START Provided records
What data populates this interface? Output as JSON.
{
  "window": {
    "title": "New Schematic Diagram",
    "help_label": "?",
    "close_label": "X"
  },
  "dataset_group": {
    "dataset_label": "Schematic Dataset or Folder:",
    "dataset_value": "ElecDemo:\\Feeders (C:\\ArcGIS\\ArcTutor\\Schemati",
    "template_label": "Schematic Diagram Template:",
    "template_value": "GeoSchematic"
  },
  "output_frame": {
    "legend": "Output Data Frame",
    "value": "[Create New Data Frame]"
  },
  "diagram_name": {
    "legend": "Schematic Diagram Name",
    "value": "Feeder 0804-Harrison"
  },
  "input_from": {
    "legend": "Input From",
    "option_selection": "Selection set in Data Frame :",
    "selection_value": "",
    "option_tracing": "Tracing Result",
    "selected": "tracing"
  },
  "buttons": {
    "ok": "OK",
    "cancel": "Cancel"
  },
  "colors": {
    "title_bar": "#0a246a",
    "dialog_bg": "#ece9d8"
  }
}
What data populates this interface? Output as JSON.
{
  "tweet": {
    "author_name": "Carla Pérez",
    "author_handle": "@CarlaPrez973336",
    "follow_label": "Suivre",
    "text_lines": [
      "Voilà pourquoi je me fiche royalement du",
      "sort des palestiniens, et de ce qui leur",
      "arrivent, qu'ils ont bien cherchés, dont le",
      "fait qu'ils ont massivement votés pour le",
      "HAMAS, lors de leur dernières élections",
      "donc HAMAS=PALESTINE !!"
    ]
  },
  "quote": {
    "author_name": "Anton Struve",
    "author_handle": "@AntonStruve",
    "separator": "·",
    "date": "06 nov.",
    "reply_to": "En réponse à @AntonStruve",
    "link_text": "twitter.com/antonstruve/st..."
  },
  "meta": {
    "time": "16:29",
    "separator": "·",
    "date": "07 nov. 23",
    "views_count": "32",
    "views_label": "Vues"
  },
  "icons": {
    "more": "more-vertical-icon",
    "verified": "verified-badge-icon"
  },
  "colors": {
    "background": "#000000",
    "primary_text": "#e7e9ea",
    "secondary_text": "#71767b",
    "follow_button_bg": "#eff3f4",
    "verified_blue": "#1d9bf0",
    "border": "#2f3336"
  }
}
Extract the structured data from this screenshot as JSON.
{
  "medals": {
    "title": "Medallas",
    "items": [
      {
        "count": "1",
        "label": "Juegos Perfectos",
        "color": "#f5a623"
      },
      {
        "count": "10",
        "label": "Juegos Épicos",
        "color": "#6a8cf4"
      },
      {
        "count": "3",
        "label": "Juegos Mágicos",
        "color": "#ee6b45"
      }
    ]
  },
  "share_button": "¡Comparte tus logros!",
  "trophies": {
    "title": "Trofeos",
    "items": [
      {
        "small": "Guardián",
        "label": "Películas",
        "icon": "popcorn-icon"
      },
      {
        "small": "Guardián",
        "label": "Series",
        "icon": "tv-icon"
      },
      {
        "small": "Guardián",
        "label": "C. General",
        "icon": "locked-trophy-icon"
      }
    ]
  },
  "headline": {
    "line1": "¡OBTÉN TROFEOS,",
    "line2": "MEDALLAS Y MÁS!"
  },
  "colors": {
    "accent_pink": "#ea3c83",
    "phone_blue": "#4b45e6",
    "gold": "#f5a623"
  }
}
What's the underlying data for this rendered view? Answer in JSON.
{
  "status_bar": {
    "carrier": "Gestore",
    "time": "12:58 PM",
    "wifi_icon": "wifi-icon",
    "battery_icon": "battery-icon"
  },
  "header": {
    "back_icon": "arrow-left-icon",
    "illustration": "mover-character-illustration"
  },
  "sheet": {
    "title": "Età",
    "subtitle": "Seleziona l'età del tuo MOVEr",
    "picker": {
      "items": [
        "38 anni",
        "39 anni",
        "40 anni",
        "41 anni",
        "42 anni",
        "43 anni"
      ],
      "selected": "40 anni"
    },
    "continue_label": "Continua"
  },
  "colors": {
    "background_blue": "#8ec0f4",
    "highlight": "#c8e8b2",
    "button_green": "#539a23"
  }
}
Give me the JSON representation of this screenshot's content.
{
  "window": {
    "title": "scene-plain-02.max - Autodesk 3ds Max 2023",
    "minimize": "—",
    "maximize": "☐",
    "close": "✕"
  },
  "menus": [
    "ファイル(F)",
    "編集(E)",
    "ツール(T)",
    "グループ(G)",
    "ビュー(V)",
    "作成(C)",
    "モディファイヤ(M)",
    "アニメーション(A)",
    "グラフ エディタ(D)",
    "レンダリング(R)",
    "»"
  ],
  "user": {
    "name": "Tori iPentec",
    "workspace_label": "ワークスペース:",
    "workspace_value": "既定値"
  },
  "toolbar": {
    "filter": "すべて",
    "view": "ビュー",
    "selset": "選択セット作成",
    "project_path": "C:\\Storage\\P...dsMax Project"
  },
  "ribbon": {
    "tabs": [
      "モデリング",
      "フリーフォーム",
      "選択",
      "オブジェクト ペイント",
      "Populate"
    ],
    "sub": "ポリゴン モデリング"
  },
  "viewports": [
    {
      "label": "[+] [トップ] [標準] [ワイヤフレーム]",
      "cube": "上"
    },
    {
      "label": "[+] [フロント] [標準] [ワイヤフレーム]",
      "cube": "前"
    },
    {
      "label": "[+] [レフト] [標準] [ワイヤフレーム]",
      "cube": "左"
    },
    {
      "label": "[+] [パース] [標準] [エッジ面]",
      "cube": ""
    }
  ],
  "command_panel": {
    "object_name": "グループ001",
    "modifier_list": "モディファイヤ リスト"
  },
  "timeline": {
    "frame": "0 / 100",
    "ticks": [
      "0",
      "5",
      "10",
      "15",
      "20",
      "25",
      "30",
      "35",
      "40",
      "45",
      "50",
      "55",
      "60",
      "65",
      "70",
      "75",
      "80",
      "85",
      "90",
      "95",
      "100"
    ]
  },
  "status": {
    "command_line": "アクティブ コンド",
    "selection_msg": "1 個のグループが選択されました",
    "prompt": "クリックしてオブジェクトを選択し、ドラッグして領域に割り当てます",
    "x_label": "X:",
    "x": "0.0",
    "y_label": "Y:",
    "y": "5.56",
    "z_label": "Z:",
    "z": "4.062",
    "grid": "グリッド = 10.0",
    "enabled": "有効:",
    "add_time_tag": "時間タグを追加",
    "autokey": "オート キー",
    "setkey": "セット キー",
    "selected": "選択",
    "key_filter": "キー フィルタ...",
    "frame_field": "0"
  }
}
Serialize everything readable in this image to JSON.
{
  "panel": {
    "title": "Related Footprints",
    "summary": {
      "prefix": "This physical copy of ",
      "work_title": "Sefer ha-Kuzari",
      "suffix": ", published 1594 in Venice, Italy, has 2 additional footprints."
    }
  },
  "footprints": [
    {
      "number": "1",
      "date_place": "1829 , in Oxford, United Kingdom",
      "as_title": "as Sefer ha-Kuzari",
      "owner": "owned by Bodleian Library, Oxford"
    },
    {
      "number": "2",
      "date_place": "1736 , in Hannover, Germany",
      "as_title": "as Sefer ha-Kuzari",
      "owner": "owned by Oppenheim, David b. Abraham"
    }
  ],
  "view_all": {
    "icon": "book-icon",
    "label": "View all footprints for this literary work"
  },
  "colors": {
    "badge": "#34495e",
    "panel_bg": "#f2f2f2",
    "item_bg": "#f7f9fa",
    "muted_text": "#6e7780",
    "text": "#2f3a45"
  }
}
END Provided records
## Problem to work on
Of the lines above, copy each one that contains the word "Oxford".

## Finished task
      "date_place": "1829 , in Oxford, United Kingdom",
      "owner": "owned by Bodleian Library, Oxford"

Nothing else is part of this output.